- Extracted material -
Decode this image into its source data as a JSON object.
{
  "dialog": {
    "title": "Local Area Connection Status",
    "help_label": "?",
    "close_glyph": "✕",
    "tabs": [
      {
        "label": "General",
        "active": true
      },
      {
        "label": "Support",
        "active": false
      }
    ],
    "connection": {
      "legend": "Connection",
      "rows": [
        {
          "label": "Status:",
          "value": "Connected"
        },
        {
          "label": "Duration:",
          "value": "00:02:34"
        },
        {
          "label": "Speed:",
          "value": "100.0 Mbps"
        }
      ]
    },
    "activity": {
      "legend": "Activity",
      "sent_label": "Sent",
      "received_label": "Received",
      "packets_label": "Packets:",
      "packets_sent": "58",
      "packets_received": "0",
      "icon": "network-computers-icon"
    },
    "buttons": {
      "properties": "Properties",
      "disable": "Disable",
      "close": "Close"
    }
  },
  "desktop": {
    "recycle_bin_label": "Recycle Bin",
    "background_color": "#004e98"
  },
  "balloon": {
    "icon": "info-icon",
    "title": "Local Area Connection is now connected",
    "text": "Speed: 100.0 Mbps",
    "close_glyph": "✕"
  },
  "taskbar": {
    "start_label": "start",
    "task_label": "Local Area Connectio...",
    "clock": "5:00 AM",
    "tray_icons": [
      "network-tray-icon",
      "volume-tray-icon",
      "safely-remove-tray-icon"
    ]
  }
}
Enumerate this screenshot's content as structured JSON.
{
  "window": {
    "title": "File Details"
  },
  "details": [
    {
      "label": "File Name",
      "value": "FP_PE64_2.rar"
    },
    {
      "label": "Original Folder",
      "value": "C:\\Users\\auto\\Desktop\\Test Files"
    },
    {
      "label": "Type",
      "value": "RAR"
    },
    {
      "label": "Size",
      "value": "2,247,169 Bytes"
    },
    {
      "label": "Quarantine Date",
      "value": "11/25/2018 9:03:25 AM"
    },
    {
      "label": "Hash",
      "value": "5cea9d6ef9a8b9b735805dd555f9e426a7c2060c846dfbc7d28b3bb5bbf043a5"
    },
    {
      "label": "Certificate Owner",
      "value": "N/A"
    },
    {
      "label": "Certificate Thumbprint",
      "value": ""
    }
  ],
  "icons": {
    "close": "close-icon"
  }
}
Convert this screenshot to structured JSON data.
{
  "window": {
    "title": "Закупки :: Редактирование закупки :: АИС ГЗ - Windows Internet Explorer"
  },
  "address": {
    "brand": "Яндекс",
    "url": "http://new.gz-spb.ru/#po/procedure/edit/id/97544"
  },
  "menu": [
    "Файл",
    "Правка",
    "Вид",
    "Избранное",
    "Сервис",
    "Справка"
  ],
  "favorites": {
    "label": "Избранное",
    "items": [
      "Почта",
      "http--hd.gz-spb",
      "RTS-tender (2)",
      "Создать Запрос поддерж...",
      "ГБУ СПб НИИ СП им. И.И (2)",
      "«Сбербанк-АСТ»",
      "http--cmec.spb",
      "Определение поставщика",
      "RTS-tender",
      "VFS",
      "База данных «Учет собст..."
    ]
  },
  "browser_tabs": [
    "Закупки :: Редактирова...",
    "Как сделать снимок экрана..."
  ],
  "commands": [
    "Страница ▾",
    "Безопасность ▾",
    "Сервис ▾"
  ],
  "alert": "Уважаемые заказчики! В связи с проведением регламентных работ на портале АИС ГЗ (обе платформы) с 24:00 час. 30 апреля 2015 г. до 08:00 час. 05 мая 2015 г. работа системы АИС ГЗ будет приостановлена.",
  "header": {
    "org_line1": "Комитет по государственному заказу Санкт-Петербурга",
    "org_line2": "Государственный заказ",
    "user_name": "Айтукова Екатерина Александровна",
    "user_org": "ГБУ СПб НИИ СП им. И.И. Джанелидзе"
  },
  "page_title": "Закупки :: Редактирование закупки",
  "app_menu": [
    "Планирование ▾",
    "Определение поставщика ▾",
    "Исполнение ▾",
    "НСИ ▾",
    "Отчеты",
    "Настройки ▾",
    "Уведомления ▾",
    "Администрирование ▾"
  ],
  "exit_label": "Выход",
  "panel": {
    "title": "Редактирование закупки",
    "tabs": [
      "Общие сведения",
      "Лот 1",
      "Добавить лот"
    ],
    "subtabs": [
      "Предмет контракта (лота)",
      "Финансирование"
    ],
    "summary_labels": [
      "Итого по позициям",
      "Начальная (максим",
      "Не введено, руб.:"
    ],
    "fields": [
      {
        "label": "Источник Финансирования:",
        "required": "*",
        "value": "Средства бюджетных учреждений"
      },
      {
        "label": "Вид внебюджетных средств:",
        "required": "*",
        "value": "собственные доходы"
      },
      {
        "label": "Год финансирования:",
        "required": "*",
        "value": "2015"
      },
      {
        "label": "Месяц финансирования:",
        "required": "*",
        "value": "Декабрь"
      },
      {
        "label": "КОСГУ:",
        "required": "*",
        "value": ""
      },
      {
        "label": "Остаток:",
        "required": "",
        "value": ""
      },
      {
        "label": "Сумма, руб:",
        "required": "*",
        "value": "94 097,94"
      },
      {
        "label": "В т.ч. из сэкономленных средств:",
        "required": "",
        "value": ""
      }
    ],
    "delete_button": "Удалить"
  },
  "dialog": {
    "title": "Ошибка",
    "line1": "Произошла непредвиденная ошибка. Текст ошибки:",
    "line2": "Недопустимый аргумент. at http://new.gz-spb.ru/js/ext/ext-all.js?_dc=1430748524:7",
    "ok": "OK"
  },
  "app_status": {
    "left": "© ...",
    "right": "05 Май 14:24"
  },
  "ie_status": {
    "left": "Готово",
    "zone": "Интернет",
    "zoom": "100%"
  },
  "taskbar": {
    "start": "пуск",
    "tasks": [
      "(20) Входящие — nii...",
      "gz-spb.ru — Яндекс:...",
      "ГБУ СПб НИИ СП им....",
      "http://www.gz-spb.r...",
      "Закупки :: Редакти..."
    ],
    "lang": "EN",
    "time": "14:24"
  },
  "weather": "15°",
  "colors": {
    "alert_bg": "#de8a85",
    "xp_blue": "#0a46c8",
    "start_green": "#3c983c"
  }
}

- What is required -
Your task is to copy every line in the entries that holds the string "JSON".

- Written response -
Decode this image into its source data as a JSON object.
Enumerate this screenshot's content as structured JSON.
Convert this screenshot to structured JSON data.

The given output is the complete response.